Task to carry out: Your response should consist of the records, reproduced exactly.

Source records
++++
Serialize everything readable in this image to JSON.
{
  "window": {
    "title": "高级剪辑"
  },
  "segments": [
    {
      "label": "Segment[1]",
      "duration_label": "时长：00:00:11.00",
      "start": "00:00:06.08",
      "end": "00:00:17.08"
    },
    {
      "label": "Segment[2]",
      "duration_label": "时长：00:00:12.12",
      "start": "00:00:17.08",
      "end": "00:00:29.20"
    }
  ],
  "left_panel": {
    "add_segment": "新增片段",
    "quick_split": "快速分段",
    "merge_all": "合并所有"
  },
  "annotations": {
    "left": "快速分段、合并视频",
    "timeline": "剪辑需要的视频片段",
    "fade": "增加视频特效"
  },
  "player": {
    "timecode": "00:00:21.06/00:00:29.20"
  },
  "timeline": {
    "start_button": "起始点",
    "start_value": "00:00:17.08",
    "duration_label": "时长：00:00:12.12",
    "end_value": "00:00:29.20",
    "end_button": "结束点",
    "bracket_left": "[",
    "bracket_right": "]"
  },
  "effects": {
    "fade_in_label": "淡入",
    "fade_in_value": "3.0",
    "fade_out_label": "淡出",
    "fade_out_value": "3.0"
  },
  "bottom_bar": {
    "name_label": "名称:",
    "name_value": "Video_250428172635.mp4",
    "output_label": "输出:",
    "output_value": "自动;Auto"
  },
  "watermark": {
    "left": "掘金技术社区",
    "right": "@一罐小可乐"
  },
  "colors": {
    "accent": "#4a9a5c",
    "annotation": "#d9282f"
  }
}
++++
Task output:
Serialize everything readable in this image to JSON.
{
  "window": {
    "title": "高级剪辑"
  },
  "segments": [
    {
      "label": "Segment[1]",
      "duration_label": "时长：00:00:11.00",
      "start": "00:00:06.08",
      "end": "00:00:17.08"
    },
    {
      "label": "Segment[2]",
      "duration_label": "时长：00:00:12.12",
      "start": "00:00:17.08",
      "end": "00:00:29.20"
    }
  ],
  "left_panel": {
    "add_segment": "新增片段",
    "quick_split": "快速分段",
    "merge_all": "合并所有"
  },
  "annotations": {
    "left": "快速分段、合并视频",
    "timeline": "剪辑需要的视频片段",
    "fade": "增加视频特效"
  },
  "player": {
    "timecode": "00:00:21.06/00:00:29.20"
  },
  "timeline": {
    "start_button": "起始点",
    "start_value": "00:00:17.08",
    "duration_label": "时长：00:00:12.12",
    "end_value": "00:00:29.20",
    "end_button": "结束点",
    "bracket_left": "[",
    "bracket_right": "]"
  },
  "effects": {
    "fade_in_label": "淡入",
    "fade_in_value": "3.0",
    "fade_out_label": "淡出",
    "fade_out_value": "3.0"
  },
  "bottom_bar": {
    "name_label": "名称:",
    "name_value": "Video_250428172635.mp4",
    "output_label": "输出:",
    "output_value": "自动;Auto"
  },
  "watermark": {
    "left": "掘金技术社区",
    "right": "@一罐小可乐"
  },
  "colors": {
    "accent": "#4a9a5c",
    "annotation": "#d9282f"
  }
}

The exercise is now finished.